Is Your Content Working?

After looking at the design, you will want to concentrate on exactly what your author website contains. Is your existing content offering visitors something they are looking for? As I just mentioned, it’s down to the three second rule. You need to immediately let you visitor know they are in the right place (design), where you want them to go (content and design) and how to get there (content). 

Assuming you have covered the first point of design, you then need to let them know what you want them to do. You can do this by ensuring your content is clear and not overwhelming. Your book/s should have prominence, with an immediate link to ‘find out more’ and purchase links. You also need to provide a clear navigation to other pages. This can be done through a menu, making sure the links are clear and concise. Don’t name your pages with quirky titles – you may know what it means, but you readers may not. In other words, the page that contains information on your books, should be labelled in your menu as ‘Books’, NOT ‘My Library’, ‘My World’ or ‘Offerings’. Keep it simple, so that people can easily navigate around your website. You will also want to ensure that any references in your text to your book are linked to the Book page. That way, if people are reading, they don’t need to scroll to the top of the page to find the menu again. I know this sounds particularly lazy, but any encouragement is essential.

When it comes to the amount of content you provide in your website, this can vary enormously between author’s websites. Some have thousands of words on each page, which quite frankly, unless you’re JK Rowling, people aren’t going to read or take that much of an interest. You want them to read your book, not pages and pages of content on your website. Remember that your website is ultimately a selling tool, and a place for current readers to find out more about you and your other works. People get very bored, very easily, so keep what you write shorter (around two to three paragraphs is ideal) in order to keep their attention. I will be talking about exactly which content you want on each page in a later post (exactly so as not to overwhelm you…and keep you coming back – I do practice what I preach!).

It’s not just the amount of content you need to consider though, you will also want to consider the quality. Does your website offer something that readers can’t find anywhere else? People love to believe they have found something exclusive, so offer just that on your website. For example 43% of readers agree that they will return to a website if it offers free short stories from an author they like, and 33% admit to wanting a free sample chapter prior to buying a book. Both these can be offered on your website.

Another way to bring people back to your website is via Newsletters and Blogs. If you have the time, you can spend a short while on a daily, weekly or monthly basis writing a few hundred words to let your followers know that you have something new to offer them, some news to share, or an interesting discussion on the topic of your work. It is important again not to overwhelm them with too much information, or too frequently. A newsletter does provide visibility, but people will all too quickly delete a newsletter emailed to them without reading it if it lands in their inbox too often. A blog on the other hand allows them to drop in when they have the time. There are obvious advantages to both, and some authors will use both for assurance that they’re reaching as many readers as possible.

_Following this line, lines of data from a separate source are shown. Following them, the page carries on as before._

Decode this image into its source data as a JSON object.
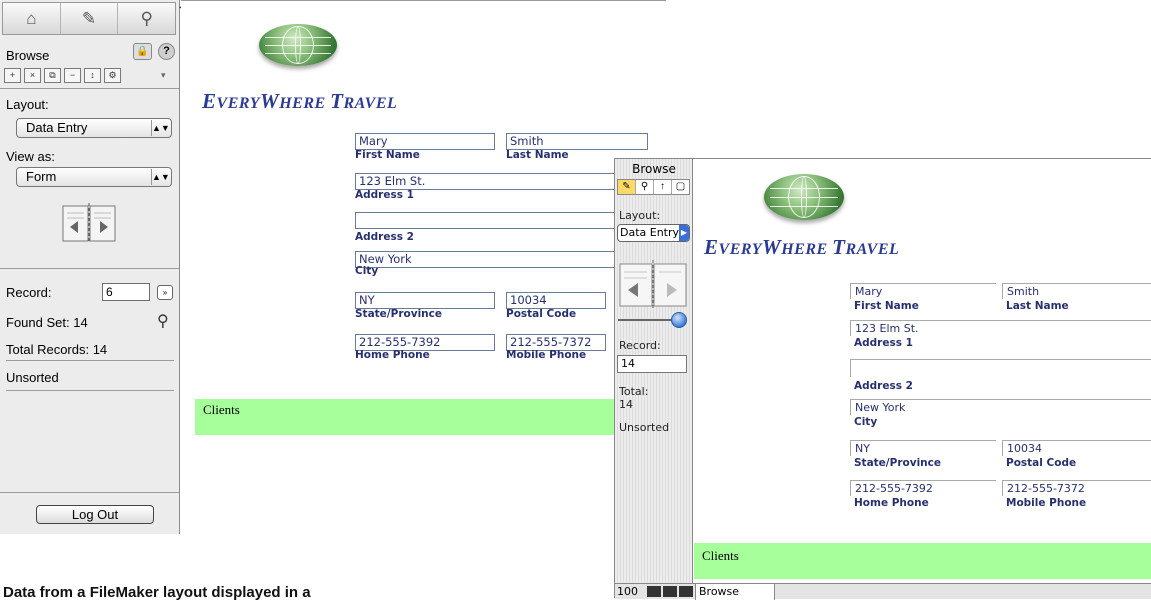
{
  "left_window": {
    "sidebar": {
      "mode_label": "Browse",
      "layout_label": "Layout:",
      "layout_value": "Data Entry",
      "view_as_label": "View as:",
      "view_as_value": "Form",
      "record_label": "Record:",
      "record_value": "6",
      "found_set": "Found Set: 14",
      "total_records": "Total Records: 14",
      "sort_status": "Unsorted",
      "logout_label": "Log Out"
    },
    "layout": {
      "brand_part1_cap": "E",
      "brand_part1_rest": "VERY",
      "brand_part2_cap": "W",
      "brand_part2_rest": "HERE",
      "brand_part3_cap": "T",
      "brand_part3_rest": "RAVEL",
      "fields": {
        "first_name": {
          "value": "Mary",
          "label": "First Name"
        },
        "last_name": {
          "value": "Smith",
          "label": "Last Name"
        },
        "address1": {
          "value": "123 Elm St.",
          "label": "Address 1"
        },
        "address2": {
          "value": "",
          "label": "Address 2"
        },
        "city": {
          "value": "New York",
          "label": "City"
        },
        "state": {
          "value": "NY",
          "label": "State/Province"
        },
        "postal": {
          "value": "10034",
          "label": "Postal Code"
        },
        "home_phone": {
          "value": "212-555-7392",
          "label": "Home Phone"
        },
        "mobile_phone": {
          "value": "212-555-7372",
          "label": "Mobile Phone"
        }
      },
      "footer_label": "Clients"
    }
  },
  "right_window": {
    "sidebar": {
      "mode_label": "Browse",
      "layout_label": "Layout:",
      "layout_value": "Data Entry",
      "record_label": "Record:",
      "record_value": "14",
      "total_label": "Total:",
      "total_value": "14",
      "sort_status": "Unsorted"
    },
    "bottom_bar": {
      "zoom": "100",
      "mode": "Browse"
    },
    "layout": {
      "footer_label": "Clients"
    }
  },
  "caption": "Data from a FileMaker layout displayed in a"
}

I will reiterate the point that if you keep your website updated (no reader enjoys an out-of-date website), then you have more reasons to pull in visitors to your website. And of course, a website is one of the best promotional tools, which you can update as often as needed, so take advantage of it! It doesn’t need to take very long, but can have a big effect.

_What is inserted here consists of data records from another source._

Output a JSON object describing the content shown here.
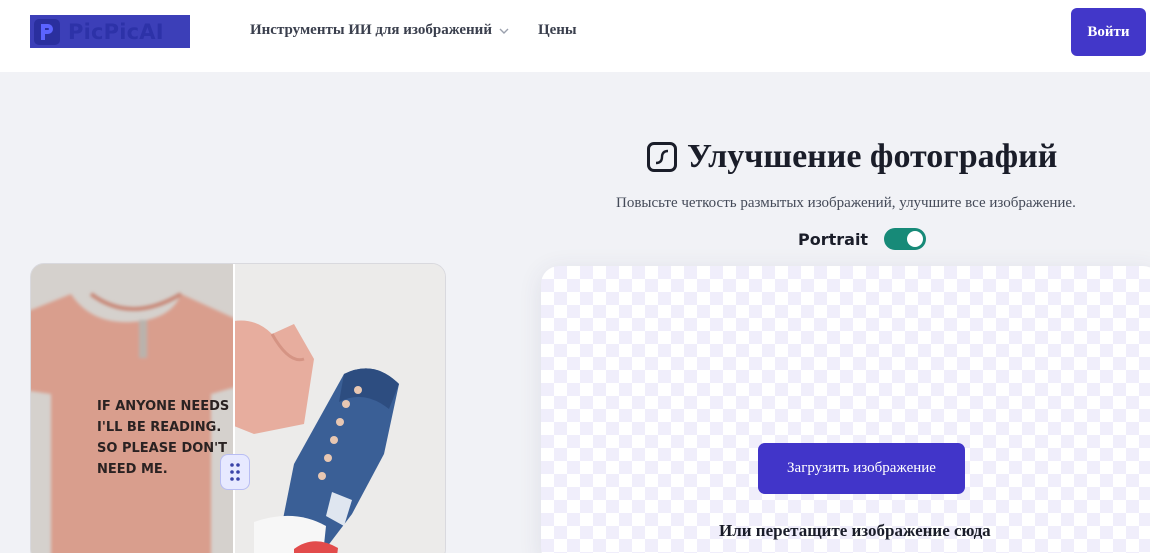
{
  "header": {
    "logo_text": "PicPicAI",
    "nav": [
      {
        "label": "Инструменты ИИ для изображений",
        "has_dropdown": true
      },
      {
        "label": "Цены",
        "has_dropdown": false
      }
    ],
    "login_label": "Войти"
  },
  "compare": {
    "shirt_text_lines": [
      "IF ANYONE NEEDS ME",
      "I'LL BE READING.",
      "SO PLEASE DON'T",
      "NEED ME."
    ]
  },
  "tool": {
    "title": "Улучшение фотографий",
    "subtitle": "Повысьте четкость размытых изображений, улучшите все изображение.",
    "portrait_label": "Portrait",
    "portrait_enabled": true,
    "upload_label": "Загрузить изображение",
    "drop_text": "Или перетащите изображение сюда"
  },
  "colors": {
    "accent": "#4237c9",
    "toggle_on": "#178a78",
    "page_bg": "#f1f2f6"
  },
  "icons": [
    "logo-mark-icon",
    "chevron-down-icon",
    "enhance-icon",
    "drag-handle-icon"
  ]
}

I hope this initial lot of information has been useful. I will update you with the next section of ideas and tips to offer your readers in the next post, so watch this space! If you want to get updates of when these will appear, follow this blog or keep an eye on my Twitter and Google+ feeds. You can of course also find some information at www.authordesignstudio.com or email me at contact@authordesignstudio.com

 

Until next time,

Aimee